Mobile usage is skyrocketing. Mobile web traffic has surpassed desktop traffic in some countries and others are poised to follow. The average smartphone user has 65 apps installed, but uses just 15 on a regular basis. As mobile web usage rises and the mobile app market becomes saturated, event professionals face a choice: native app or mobile website?
Native Mobile Apps
“Native” mobile applications are developed for a specific mobile device operating system, such as Apple iOS, Google Android, Windows Phone, and so on.
Example: Facebook for Android
- Offline functionality: Conferences and events can have limited cellular reception and wireless access points. Native apps, once downloaded, work without a network connection.
- Push notifications: Native apps can send “push” notifications, which pop up on a user’s phone even if the app isn’t open. Push notifications help keep your audience informed and engaged.
- Local capabilities and storage: Built-in features such as the camera or location detection are more accessible by native apps, providing increased options for functionality. Being on a list of downloaded apps also makes native apps easier for users to find.
- Download & adoption: Every audience member must find, download, and install your app ahead of time, as well as develop the habit of using the app to find information. If attendees don’t download the app in advance, they can’t enjoy its offline capabilities at the event.
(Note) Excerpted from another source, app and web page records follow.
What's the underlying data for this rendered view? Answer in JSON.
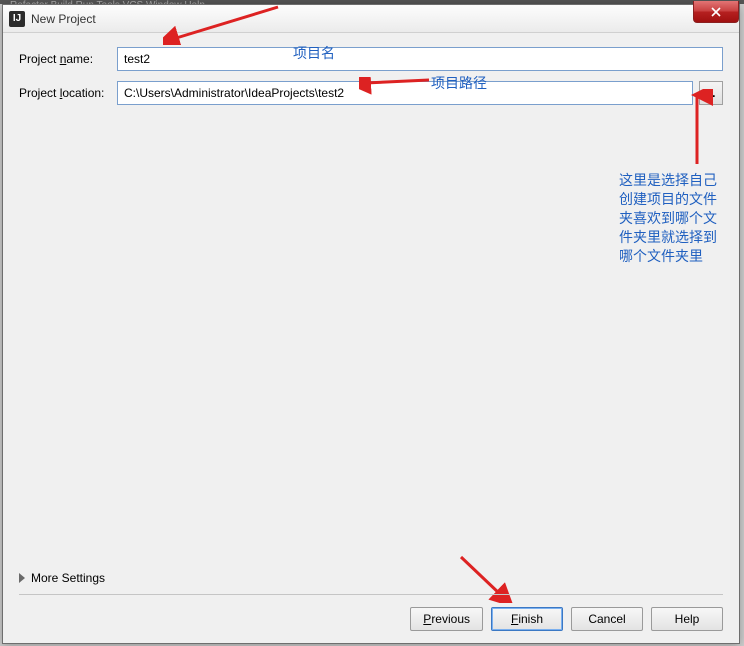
{
  "menubar_hint": "Refactor  Build  Run  Tools  VCS  Window  Help",
  "dialog": {
    "title": "New Project",
    "app_icon_label": "IJ"
  },
  "fields": {
    "project_name": {
      "label_prefix": "Project ",
      "label_key": "n",
      "label_suffix": "ame:",
      "value": "test2"
    },
    "project_location": {
      "label_prefix": "Project ",
      "label_key": "l",
      "label_suffix": "ocation:",
      "value": "C:\\Users\\Administrator\\IdeaProjects\\test2"
    },
    "browse_label": "..."
  },
  "annotations": {
    "name_hint": "项目名",
    "location_hint": "项目路径",
    "side_note": "这里是选择自己创建项目的文件夹喜欢到哪个文件夹里就选择到哪个文件夹里"
  },
  "more_settings_label": "More Settings",
  "buttons": {
    "previous_key": "P",
    "previous_rest": "revious",
    "finish_key": "F",
    "finish_rest": "inish",
    "cancel": "Cancel",
    "help": "Help"
  }
}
- Platform-specific development: Developing native apps can be more complex and costly than developing mobile websites. Native app development also involves selecting a specific mobile platform, which will exclude some audience members.
- App store approval: Native apps must be “approved” by their platform’s app store, in a process that could take weeks. If your app is rejected, you have nothing to offer your audience.
Mobile Web Apps
Mobile web applications are websites that are optimized for display on mobile devices and offer many interactive features, such as social media sharing or session tracking.
- Cross-platform, one-time development: Mobile web apps or websites use industry standards like HTML5 and CSS to create a single solution that works on any mobile device.
- Flexibility and consistency:Mobile web apps provide a consistent, intuitive experience for users, in contrast to native apps that may have a learning curve or offer different features on different platforms.
- Email and social media compatibility: You can send attendees to your website via email or social media and be confident that they can immediately access information--no download required. The mobile web is also seamlessly social, so users can share event details without making their contacts download an app.
- Web dependent:In a constrained event environment, the need for internet connection can be a major downside of the mobile web.
- Local capabilities: As noted, native apps are better equipped to take advantage of features built into the phone, such as the camera or GPS.
- Access: You’ll need a memorable URL and/or an effective marketing campaign to consistently drive users to your mobile website.
Conclusion: It’s Complicated
This list of pros and cons shows that the question of mobile app development is much more complex than “iPhone or Android?” When thinking of mobile, think audience first, and determine what’s most valuable: the convenience of the web or the robustness of an app. If you decide to go native, consider offering a mobile web alternative for those who don’t use the platform you’ve chosen. That way you can keep (almost) everyone productive and happy on mobile at your event.
Kerry Skemp is a writer, editor and co-founder of ConferenceHop, a mobile audience engagement platform for events, designed to help attendees ask questions, rate sessions, watch videos, and connect with speakers or fellow audience members, all from any mobile device.